AUSTIN – Outdated state regulations fail to account for climate change and leave Texans vulnerable to major pollution incidents triggered by severe rainfall events, according to a report from Public Citizen released today as the 2022 Atlantic hurricane season begins.
The report – Under Water and Unaware – comes at the start of a hurricane season that will mark five years since Hurricane Harvey, the most severe rainfall event on record in the country’s history. The storm released millions of pounds of pollution into the air and water when it struck the Texas Gulf Coast and the area’s many industrial facilities in August 2017.
The report makes multiple findings, including that the state’s definitions of a 100- and a 25-year storm are inaccurate and should no longer be applied. Because petrochemical corporations build critical infrastructure to meet the state’s outdated standards for worst-case scenario rainfall events, storage tanks and other equipment at industrial facilities are vulnerable.
“Climate change has made what we thought were once-in-a-lifetime rain events more frequent,” said Adrian Shelley, director of Public Citizen’s Texas Office and author of the report. “Harvey showed what was possible when the petrochemical industry isn’t ready for extreme weather. Texas has ignored climate change for long enough. We either act now or wait for the next major climate disaster. People’s lives are on the line.”
A significant vulnerability is floating roof storage tanks. Petrochemical corporations use these cylindrical tanks to store oil, chemicals, and petroleum products. Because they are not built to account for more frequent and heavier rainfall events that are more common, the tanks’ drainage systems can become saturated, making them more prone to fail and release their contents into the environment. Tanks at nine chemical facilities failed during Harvey alone due to heavy rain.
Severe storms can also lead to power failures and emergency shutdowns at petrochemical facilities, resulting in significant pollution released into the air.
Among the report’s key findings:
- Texas state rain regulations and the American Petroleum Institute construction standards for floating roof tanks rely on a technical paper – Technical Paper 40 – which was published by the National Weather Service more than 60 years ago and relied on data from a 20-year period beginning in 1938.

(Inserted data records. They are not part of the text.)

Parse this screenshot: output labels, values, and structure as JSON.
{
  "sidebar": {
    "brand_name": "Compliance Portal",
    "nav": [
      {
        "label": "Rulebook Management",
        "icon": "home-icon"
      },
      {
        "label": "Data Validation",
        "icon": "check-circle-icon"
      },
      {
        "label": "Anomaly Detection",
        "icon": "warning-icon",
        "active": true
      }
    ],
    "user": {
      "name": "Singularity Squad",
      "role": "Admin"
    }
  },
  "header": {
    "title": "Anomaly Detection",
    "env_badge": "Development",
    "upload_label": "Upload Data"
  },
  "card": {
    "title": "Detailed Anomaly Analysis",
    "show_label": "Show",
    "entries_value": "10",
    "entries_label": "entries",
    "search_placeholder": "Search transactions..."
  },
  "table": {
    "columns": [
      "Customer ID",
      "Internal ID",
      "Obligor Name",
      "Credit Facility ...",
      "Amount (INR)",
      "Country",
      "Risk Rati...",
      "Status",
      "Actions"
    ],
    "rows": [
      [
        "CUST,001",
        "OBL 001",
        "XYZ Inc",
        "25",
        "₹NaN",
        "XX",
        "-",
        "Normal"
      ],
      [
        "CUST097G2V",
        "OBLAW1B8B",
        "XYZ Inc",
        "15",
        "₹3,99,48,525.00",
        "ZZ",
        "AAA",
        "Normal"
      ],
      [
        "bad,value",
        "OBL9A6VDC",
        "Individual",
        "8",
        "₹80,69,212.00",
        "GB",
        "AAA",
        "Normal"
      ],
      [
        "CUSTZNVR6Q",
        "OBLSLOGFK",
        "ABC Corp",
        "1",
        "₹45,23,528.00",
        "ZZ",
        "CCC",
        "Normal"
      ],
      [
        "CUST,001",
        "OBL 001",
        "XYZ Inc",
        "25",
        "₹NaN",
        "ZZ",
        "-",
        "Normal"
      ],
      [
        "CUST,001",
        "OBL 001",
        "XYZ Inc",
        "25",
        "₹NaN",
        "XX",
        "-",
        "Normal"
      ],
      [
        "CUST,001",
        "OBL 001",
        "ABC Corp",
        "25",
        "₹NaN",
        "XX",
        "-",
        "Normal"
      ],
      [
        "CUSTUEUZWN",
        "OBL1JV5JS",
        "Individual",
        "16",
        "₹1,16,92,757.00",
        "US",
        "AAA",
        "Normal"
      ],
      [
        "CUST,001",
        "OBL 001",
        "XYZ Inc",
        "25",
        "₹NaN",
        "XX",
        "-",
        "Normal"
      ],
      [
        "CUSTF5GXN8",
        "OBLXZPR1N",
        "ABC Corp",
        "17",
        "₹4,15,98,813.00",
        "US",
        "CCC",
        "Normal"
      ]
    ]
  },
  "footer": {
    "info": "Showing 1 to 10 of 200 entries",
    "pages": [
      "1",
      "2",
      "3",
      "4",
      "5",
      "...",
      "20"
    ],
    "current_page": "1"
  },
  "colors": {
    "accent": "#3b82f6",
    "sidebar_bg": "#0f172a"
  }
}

- Texas regulations use outdated data in Technical Paper 40, leading to inadequate definitions for “100-year storm” and “25-year storm.” The National Oceanographic and Atmospheric Administration has new rainfall data available in a document known as Atlas 14 that provides better guidance for how floating roof tanks should be built.
- During Hurricane Harvey, at least nine petrochemical facilities experienced floating roof tank failures due to heavy rain, releasing three million pounds of air pollution. Updates to regulations related to heavy rain could prevent this pollution.
- Updating state regulations with data from Atlas 14 would increase the 25-year storm by 2.6 inches, the 100-year storm by 5 inches, and create a new definition for a 1,000-year storm of 29.8 inches.
The report recommends that all state codes referencing rainfall frequency and volume be updated and cite Atlas 14 instead of Technical Paper 4